  • Swarbrick, M., Rockson, L., Pratt, C., Yudof, J. & Nemec, P. (2015). Perceptions of overall health and recency of screenings. American Journal of Psychiatric Rehabilitation, 18, 5–18. doi:10.1080/15487768.2015.1001703 [CrossRef]
  • U.S. Department of Health and Human Services. (2010). National action plan to improve health literacy. Retrieved from http://www.health.gov/communication/hlactionplan/pdf/Health_Literacy_Action_Plan.pdf
  • U.S. Department of Health and Human Services. (2012). Cancer screening—United States, 2010. Morbidity and Mortality Weekly Report, 61, 41–45.
  • U.S. Preventive Services Task Force. (2010). Breast cancer: Screening. Retrieved from http://www.uspreventiveservicestaskforce.org/uspstf/uspsbrca.htm
  • U.S. Preventive Services Task Force. (2012). Cervical cancer: Screening. Retrieved from http://www.uspreventiveservicestaskforce.org/uspstf/uspscerv.htm
  • U.S. Preventive Services Task Force. (2014). Colorectal cancer: Screening. Retrieved from http://www.uspreventiveservicestaskforce.org/uspstf/uspscolo.htm
  • Xiong, G.L., Bermudes, R.A., Torres, S.N. & Hales, R.E. (2008). Use of cancer-screening services among persons with serious mental illness in Sacramento County. Psychiatric Services, 59, 929–932. doi:10.1176/ps.2008.59.8.929 [CrossRef]

Keypoints

Rockson, L.E., Swarbrick, M.A. & Pratt, C. (2016). Cancer Screening Among Peer-Led Community Wellness Center Enrollees. Journal of Psychosocial Nursing and Mental Health Services, 54(3), 36–40.

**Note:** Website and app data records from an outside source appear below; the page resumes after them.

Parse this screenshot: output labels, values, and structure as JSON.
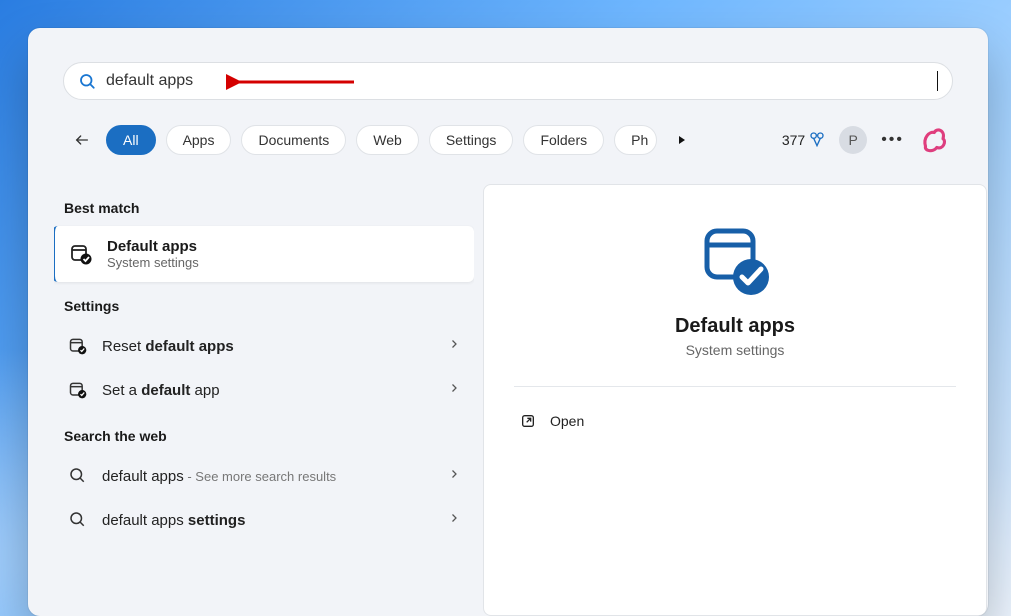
{
  "search": {
    "query": "default apps"
  },
  "filters": {
    "items": [
      {
        "label": "All",
        "active": true
      },
      {
        "label": "Apps",
        "active": false
      },
      {
        "label": "Documents",
        "active": false
      },
      {
        "label": "Web",
        "active": false
      },
      {
        "label": "Settings",
        "active": false
      },
      {
        "label": "Folders",
        "active": false
      },
      {
        "label": "Ph",
        "active": false
      }
    ]
  },
  "rewards": {
    "points": "377"
  },
  "profile": {
    "initial": "P"
  },
  "sections": {
    "best_match_heading": "Best match",
    "settings_heading": "Settings",
    "web_heading": "Search the web"
  },
  "best_match": {
    "title": "Default apps",
    "subtitle": "System settings"
  },
  "settings_results": [
    {
      "prefix": "Reset ",
      "bold": "default apps",
      "suffix": ""
    },
    {
      "prefix": "Set a ",
      "bold": "default",
      "suffix": " app"
    }
  ],
  "web_results": [
    {
      "text": "default apps",
      "hint": " - See more search results"
    },
    {
      "text_prefix": "default apps ",
      "text_bold": "settings",
      "hint": ""
    }
  ],
  "details": {
    "title": "Default apps",
    "subtitle": "System settings",
    "open_label": "Open"
  },
  "colors": {
    "accent": "#1b6ec2"
  }
}
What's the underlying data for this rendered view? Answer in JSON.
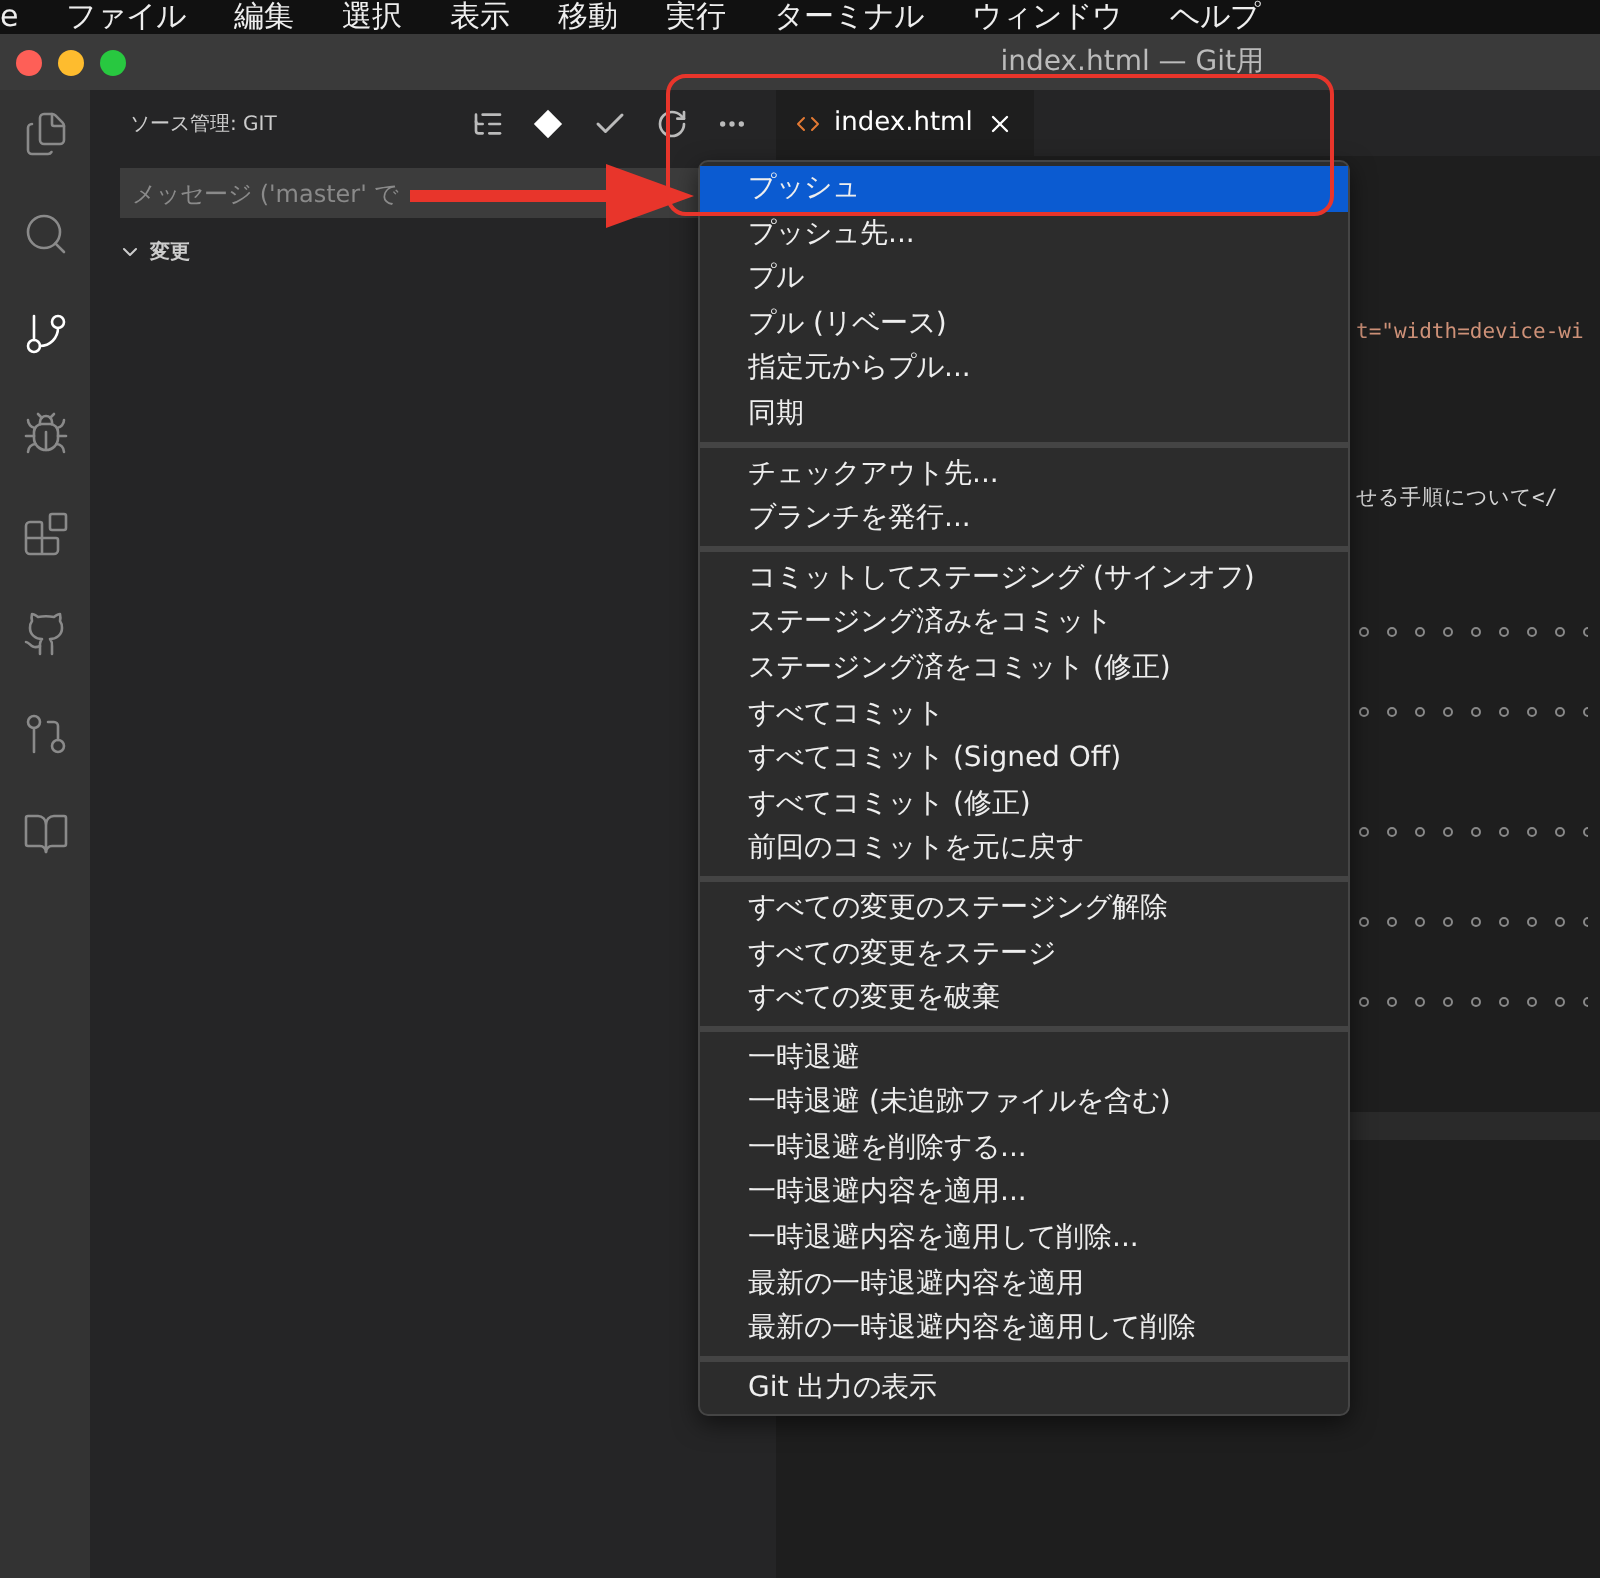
{
  "menu_bar": [
    "e",
    "ファイル",
    "編集",
    "選択",
    "表示",
    "移動",
    "実行",
    "ターミナル",
    "ウィンドウ",
    "ヘルプ"
  ],
  "window": {
    "title": "index.html — Git用"
  },
  "activity_bar": [
    {
      "kind": "files",
      "selected": false
    },
    {
      "kind": "search",
      "selected": false
    },
    {
      "kind": "scm",
      "selected": true
    },
    {
      "kind": "debug",
      "selected": false
    },
    {
      "kind": "extensions",
      "selected": false
    },
    {
      "kind": "github",
      "selected": false
    },
    {
      "kind": "pr",
      "selected": false
    },
    {
      "kind": "book",
      "selected": false
    }
  ],
  "sidebar": {
    "title": "ソース管理: GIT",
    "message": {
      "placeholder": "メッセージ ('master' で"
    },
    "section": {
      "label": "変更",
      "expanded": true
    }
  },
  "tabs": [
    {
      "label": "index.html",
      "selected": true
    }
  ],
  "editor": {
    "lines": [
      {
        "kind": "attr",
        "text": "t=\"width=device-wi"
      },
      {
        "kind": "text",
        "text": "せる手順について</"
      },
      {
        "kind": "dots"
      },
      {
        "kind": "dots"
      },
      {
        "kind": "dots"
      },
      {
        "kind": "dots"
      },
      {
        "kind": "dots"
      }
    ]
  },
  "context_menu": [
    [
      {
        "label": "プッシュ",
        "selected": true
      },
      {
        "label": "プッシュ先...",
        "selected": false
      },
      {
        "label": "プル",
        "selected": false
      },
      {
        "label": "プル (リベース)",
        "selected": false
      },
      {
        "label": "指定元からプル...",
        "selected": false
      },
      {
        "label": "同期",
        "selected": false
      }
    ],
    [
      {
        "label": "チェックアウト先...",
        "selected": false
      },
      {
        "label": "ブランチを発行...",
        "selected": false
      }
    ],
    [
      {
        "label": "コミットしてステージング (サインオフ)",
        "selected": false
      },
      {
        "label": "ステージング済みをコミット",
        "selected": false
      },
      {
        "label": "ステージング済をコミット (修正)",
        "selected": false
      },
      {
        "label": "すべてコミット",
        "selected": false
      },
      {
        "label": "すべてコミット (Signed Off)",
        "selected": false
      },
      {
        "label": "すべてコミット (修正)",
        "selected": false
      },
      {
        "label": "前回のコミットを元に戻す",
        "selected": false
      }
    ],
    [
      {
        "label": "すべての変更のステージング解除",
        "selected": false
      },
      {
        "label": "すべての変更をステージ",
        "selected": false
      },
      {
        "label": "すべての変更を破棄",
        "selected": false
      }
    ],
    [
      {
        "label": "一時退避",
        "selected": false
      },
      {
        "label": "一時退避 (未追跡ファイルを含む)",
        "selected": false
      },
      {
        "label": "一時退避を削除する...",
        "selected": false
      },
      {
        "label": "一時退避内容を適用...",
        "selected": false
      },
      {
        "label": "一時退避内容を適用して削除...",
        "selected": false
      },
      {
        "label": "最新の一時退避内容を適用",
        "selected": false
      },
      {
        "label": "最新の一時退避内容を適用して削除",
        "selected": false
      }
    ],
    [
      {
        "label": "Git 出力の表示",
        "selected": false
      }
    ]
  ]
}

  1. Examination of cancer screening access among individuals served by the public mental health system showed lower screening rates for colorectal cancer.

  2. Data showed lower rates of access to cancer screening services among individuals living with mental health disorders.

  3. Lack of advisement by physicians emerged as the main barrier to accessing cancer screenings.

Do you agree with this article? Disagree? Have a comment or questions?

Send an e-mail to the Journal at jpn@healio.com.

Authors

Ms. Rockson is Assistant Professor, Department of Clinical Laboratory Sciences, Cytotechnology Program, Dr. Swarbrick is Associate Professor, and Dr. Pratt is Professor, Department of Psychiatric Rehabilitation and Counseling Professions, Rutgers Biomedical and Health Sciences–School of Health Related Professions, Scotch Plains, New Jersey. Dr. Swarbrick is also Wellness Institute Director, Collaborative Support Programs of New Jersey, Freehold, New Jersey.

The authors have disclosed no potential conflicts of interest, financial or otherwise. The authors acknowledge the members of the Community Wellness Centers sponsored by Collaborative Support Programs of New Jersey who shared their experiences.

Address correspondence to Lois E. Rockson, MPH, MAEd, SCT(ASCP), Assistant Professor, Department of Clinical Laboratory Sciences, Cytotechnology Program, Rutgers Biomedical and Health Sciences–School of Health Related Professions, Room 524 Health Sciences Building, 1776 Raritan Road, Scotch Plains, NJ 07076; e-mail: rocksole@shrp.rutgers.edu.

Received: August 28, 2015
Accepted: January 05, 2016

10.3928/02793695-20160219-06

Sign up to receive

Journal E-contents